Thought for the Day 17 October – St Ignatius of Antioch (c 35 – 107) Father of the Church, Martyr – “Doctor of Unity”
Note: St John Chrysostom (347-407) , who grew up in Antioch, taught that St Ignatius had been ordained at the hands of St Peter. According to ancient tradition, St Ignatius was the child whom Christ had held, as described in Matthew 18:4, as depicted in the fresco below from the Gračanica.
Excerpt from Pope Benedict’s Catechesis on St Ignatius
Wednesday, 14 March 2007
For Ignatius unity was first and foremost a prerogative of God, who, since he exists as Three Persons, is One in absolute unity. Ignatius often used to repeat that God is unity and that in God alone is unity found in its pure and original state. Unity to be brought about on this earth by Christians is no more than an imitation as close as possible to the divine archetype.
Overall, it is possible to grasp in the Letters of Ignatius a sort of constant and fruitful dialectic between two characteristic aspects of Christian life: on the one hand, the hierarchical structure of the Ecclesial Community and on the other, the fundamental unity that binds all the faithful in Christ.
Consequently, their roles cannot be opposed to one another. On the contrary, the insistence on communion among believers and of believers with their Pastors was constantly reformulated in eloquent images and analogies – the harp, strings, intonation, the concert, the symphony. The special responsibility of Bishops, priests and deacons in building the community is clear.
This applies first of all to their invitation to love and unity. “Be one”, Ignatius wrote to the Magnesians, echoing the prayer of Jesus at the Last Supper: “one supplication, one mind, one hope in love…. Therefore, all run together as into one temple of God, as to one altar, as to one Jesus Christ who came forth from one Father and is with and has gone to one” (7: 1-2).
Imploring from the Lord this “grace of unity” and in the conviction that the whole Church presides in charity (cf. Romans, Prologue), I address to you yourselves the same hope with which Ignatius ended his Letter to the Trallians: “Love one another with an undivided heart.
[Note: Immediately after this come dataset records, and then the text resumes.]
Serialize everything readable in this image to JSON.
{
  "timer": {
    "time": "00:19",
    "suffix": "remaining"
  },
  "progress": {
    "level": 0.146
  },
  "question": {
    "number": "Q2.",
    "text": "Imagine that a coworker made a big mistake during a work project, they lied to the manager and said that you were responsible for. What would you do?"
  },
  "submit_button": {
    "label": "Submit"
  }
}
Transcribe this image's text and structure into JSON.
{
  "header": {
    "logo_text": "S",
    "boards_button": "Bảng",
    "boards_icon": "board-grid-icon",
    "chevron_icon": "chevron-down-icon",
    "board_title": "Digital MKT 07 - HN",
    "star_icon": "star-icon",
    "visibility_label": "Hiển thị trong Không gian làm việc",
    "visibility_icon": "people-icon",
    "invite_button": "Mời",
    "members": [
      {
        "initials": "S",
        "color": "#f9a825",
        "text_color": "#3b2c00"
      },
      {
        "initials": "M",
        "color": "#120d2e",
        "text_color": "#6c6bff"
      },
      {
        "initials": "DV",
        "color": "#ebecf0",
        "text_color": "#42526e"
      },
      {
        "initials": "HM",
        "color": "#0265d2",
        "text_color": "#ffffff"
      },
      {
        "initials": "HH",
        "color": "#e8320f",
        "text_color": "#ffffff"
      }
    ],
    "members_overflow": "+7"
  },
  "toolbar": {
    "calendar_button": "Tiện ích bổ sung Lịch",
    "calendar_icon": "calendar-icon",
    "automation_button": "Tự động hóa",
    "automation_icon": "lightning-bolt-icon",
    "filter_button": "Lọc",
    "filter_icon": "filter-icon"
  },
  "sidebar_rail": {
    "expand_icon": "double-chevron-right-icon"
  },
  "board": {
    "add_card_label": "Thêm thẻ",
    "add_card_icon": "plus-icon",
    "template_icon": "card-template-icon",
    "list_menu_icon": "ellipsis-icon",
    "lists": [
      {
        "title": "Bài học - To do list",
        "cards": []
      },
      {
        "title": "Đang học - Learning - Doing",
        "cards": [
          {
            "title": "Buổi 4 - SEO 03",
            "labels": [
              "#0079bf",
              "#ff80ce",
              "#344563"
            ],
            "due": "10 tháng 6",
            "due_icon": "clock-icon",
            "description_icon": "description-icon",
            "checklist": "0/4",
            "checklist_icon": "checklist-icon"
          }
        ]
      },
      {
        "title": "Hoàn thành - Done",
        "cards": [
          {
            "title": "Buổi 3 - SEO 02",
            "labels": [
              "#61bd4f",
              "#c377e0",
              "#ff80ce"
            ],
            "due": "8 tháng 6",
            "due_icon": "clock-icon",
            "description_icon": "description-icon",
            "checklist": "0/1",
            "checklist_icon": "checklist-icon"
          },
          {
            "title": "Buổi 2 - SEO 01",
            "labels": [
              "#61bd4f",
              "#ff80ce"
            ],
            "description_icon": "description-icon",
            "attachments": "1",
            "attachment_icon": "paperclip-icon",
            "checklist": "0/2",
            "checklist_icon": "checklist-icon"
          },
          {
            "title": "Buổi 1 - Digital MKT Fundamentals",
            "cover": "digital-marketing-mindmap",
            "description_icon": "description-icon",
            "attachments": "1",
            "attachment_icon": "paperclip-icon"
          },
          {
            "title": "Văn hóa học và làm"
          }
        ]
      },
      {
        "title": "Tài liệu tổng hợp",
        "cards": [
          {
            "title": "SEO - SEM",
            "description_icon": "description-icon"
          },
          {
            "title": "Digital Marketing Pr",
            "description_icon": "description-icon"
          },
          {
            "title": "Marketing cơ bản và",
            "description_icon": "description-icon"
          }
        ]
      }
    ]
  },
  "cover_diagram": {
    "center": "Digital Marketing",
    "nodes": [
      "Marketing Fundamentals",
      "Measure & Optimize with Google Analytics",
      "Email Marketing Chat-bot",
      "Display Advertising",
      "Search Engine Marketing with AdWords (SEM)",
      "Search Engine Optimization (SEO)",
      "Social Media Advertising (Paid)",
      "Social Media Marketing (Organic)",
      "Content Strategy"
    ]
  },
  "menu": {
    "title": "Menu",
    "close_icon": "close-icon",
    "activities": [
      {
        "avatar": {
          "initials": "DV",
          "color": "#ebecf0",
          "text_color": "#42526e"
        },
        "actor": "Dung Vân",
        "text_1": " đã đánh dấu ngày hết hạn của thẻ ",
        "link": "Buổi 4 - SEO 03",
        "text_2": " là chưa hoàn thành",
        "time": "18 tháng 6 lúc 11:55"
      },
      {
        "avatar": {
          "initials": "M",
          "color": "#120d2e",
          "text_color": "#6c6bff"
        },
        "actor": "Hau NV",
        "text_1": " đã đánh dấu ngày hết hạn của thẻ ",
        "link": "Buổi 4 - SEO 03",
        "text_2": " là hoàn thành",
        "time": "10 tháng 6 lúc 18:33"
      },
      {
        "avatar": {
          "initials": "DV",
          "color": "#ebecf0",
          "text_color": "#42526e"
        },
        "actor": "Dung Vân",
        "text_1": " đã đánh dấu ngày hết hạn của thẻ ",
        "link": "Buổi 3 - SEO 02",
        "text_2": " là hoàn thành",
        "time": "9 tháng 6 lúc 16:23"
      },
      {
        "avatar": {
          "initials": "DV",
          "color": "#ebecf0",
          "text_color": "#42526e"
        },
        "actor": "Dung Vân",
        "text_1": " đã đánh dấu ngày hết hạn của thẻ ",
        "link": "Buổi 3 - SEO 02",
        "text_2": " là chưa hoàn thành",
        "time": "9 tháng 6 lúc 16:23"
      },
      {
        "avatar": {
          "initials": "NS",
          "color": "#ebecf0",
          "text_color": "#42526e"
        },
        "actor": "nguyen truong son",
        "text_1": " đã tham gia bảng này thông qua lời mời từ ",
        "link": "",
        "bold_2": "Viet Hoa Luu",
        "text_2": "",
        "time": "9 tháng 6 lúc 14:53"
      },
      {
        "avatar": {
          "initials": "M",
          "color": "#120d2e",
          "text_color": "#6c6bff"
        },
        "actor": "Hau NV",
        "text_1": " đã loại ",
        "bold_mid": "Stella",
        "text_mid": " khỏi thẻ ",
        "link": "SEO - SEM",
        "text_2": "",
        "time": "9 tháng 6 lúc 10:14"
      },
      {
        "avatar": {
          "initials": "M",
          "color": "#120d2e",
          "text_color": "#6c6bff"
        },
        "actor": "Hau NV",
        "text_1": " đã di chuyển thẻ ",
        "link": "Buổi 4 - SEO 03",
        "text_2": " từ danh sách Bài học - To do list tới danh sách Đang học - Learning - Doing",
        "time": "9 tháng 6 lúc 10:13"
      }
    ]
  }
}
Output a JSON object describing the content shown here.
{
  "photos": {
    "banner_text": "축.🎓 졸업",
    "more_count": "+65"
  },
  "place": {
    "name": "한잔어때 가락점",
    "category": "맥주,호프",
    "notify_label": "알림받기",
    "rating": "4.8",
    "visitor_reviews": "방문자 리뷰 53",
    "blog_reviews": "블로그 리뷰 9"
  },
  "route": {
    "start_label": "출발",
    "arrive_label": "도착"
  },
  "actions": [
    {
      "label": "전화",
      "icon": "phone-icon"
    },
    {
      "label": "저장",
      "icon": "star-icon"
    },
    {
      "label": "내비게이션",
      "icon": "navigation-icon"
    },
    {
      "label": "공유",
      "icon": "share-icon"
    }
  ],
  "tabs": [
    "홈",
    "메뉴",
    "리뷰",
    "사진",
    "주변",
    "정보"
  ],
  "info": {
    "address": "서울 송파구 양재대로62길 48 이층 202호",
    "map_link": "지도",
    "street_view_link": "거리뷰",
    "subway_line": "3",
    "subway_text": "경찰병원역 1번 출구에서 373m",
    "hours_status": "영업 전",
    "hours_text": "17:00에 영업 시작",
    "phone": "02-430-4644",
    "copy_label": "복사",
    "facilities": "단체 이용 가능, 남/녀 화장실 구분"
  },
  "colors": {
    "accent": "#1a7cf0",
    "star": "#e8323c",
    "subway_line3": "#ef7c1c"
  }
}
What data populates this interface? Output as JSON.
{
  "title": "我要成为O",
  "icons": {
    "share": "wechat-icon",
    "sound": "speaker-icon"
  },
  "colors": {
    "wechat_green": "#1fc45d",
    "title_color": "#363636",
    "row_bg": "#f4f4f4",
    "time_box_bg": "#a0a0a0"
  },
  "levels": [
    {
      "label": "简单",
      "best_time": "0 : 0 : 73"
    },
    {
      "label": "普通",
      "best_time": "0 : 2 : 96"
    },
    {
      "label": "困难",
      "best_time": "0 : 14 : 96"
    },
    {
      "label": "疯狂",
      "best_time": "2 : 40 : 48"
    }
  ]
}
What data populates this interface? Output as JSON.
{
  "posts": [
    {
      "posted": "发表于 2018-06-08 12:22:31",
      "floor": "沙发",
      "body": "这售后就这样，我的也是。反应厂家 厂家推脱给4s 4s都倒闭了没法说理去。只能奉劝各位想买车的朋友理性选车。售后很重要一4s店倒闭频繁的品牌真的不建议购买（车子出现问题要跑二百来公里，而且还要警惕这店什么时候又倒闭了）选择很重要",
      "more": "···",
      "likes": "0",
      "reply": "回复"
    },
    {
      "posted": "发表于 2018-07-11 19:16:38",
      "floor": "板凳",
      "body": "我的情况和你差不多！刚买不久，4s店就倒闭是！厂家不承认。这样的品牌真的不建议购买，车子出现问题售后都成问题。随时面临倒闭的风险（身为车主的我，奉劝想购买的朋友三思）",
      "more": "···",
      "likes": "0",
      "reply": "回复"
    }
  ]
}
Let my spirit be sanctified by yours, not only now but also when I shall attain to God…. In [Jesus Christ] may you be found unblemished” (13).
And let us pray that the Lord will help us to attain this unity and to be found at last unstained, because it is love that purifies souls.